• WHAT THE TASK ASKS: Tell how many lines in the data hold "Windows", giving that figure alone.

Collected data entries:
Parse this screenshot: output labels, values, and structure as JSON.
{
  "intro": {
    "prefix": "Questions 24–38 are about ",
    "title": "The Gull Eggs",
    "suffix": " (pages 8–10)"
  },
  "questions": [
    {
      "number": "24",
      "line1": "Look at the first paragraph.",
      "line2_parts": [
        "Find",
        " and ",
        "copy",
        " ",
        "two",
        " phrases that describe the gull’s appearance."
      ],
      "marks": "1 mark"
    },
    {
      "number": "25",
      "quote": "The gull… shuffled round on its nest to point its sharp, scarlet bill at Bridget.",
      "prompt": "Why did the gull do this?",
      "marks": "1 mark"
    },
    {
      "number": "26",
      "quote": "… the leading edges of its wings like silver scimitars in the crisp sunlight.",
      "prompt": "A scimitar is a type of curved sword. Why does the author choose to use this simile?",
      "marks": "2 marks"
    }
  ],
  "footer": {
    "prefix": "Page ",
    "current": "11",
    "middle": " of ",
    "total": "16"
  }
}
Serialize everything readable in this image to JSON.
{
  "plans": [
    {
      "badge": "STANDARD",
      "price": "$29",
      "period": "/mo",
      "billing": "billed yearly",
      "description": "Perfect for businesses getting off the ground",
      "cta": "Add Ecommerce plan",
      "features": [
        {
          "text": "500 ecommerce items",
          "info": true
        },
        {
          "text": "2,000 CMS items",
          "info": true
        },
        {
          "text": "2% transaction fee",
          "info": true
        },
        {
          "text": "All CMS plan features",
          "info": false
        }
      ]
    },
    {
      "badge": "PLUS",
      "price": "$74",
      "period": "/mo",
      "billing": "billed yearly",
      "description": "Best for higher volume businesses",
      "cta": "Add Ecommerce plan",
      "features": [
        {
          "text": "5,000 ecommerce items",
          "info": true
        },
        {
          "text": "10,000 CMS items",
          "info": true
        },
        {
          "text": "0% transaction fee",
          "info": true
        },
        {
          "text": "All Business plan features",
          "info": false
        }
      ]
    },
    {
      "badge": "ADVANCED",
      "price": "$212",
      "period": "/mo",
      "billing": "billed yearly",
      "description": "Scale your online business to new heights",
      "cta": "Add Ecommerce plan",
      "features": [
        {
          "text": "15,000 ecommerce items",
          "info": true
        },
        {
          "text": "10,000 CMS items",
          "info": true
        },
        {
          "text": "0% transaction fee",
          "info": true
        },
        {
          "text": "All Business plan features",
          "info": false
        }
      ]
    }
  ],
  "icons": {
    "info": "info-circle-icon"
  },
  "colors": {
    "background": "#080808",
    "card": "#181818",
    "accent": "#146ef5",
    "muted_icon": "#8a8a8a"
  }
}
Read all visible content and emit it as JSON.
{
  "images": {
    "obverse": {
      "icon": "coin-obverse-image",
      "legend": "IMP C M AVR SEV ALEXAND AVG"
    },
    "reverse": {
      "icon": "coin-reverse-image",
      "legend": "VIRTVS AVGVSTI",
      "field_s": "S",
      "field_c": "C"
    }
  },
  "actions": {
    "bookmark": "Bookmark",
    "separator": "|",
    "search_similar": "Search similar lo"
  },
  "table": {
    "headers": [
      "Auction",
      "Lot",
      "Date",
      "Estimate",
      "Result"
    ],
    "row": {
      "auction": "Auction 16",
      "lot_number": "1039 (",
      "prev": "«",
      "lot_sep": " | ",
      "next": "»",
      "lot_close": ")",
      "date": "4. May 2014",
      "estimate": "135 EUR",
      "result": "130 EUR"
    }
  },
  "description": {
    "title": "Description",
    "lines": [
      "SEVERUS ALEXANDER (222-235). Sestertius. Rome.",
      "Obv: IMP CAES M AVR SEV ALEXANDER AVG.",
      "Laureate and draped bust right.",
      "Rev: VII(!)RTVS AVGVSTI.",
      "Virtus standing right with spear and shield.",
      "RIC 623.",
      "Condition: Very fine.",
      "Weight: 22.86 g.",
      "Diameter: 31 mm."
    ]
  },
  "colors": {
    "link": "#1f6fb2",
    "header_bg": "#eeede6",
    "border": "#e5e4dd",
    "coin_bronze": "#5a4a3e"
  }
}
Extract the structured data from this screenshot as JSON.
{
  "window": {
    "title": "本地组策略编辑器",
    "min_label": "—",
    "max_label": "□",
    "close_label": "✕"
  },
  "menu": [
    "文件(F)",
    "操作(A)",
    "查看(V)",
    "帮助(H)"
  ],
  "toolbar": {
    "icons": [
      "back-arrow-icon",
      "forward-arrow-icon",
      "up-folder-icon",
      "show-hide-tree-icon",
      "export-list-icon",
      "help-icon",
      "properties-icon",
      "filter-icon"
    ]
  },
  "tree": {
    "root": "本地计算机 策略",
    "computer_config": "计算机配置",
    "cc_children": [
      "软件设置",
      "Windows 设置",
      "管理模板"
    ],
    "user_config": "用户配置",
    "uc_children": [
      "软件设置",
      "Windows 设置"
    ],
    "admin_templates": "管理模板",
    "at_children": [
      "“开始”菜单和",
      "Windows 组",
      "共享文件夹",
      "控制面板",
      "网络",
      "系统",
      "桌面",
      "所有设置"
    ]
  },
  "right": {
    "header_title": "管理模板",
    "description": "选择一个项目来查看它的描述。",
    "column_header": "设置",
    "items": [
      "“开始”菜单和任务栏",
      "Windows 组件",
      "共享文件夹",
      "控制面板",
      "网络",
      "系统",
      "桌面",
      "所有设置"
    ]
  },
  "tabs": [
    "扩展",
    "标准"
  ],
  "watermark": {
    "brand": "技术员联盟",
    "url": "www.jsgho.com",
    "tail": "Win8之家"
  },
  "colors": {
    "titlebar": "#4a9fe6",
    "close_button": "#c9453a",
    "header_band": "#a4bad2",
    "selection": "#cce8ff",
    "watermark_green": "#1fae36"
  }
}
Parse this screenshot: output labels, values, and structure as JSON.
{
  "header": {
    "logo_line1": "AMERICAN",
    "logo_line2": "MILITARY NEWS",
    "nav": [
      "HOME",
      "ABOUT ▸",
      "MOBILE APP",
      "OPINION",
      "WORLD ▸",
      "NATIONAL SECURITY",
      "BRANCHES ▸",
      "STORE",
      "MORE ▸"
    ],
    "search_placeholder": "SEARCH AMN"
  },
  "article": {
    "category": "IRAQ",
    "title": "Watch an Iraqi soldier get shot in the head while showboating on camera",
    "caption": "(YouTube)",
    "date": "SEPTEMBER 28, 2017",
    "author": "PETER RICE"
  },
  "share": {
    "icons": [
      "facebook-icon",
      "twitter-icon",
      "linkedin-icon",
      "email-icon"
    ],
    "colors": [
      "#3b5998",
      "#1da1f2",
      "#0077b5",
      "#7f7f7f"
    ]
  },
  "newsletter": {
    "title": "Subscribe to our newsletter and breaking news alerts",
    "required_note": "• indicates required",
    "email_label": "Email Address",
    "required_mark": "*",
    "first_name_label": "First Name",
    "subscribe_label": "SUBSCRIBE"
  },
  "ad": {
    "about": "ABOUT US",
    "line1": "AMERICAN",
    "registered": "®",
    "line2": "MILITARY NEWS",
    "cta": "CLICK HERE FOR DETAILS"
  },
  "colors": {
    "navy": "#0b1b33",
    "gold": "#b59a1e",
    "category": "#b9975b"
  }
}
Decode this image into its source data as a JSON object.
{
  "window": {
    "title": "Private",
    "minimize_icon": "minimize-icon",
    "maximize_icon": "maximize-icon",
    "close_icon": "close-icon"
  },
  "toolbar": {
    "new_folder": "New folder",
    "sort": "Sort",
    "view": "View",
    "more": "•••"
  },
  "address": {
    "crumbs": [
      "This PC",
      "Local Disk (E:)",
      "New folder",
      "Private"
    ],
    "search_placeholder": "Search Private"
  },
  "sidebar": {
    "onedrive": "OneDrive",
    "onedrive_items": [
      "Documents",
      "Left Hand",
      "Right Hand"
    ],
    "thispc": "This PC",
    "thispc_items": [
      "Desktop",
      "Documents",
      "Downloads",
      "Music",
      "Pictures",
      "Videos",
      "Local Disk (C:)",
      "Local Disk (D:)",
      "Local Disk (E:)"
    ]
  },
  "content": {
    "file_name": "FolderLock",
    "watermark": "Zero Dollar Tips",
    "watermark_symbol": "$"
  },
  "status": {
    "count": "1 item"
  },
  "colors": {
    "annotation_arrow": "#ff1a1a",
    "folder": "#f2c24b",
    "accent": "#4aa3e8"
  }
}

• YOUR SOLUTION: 4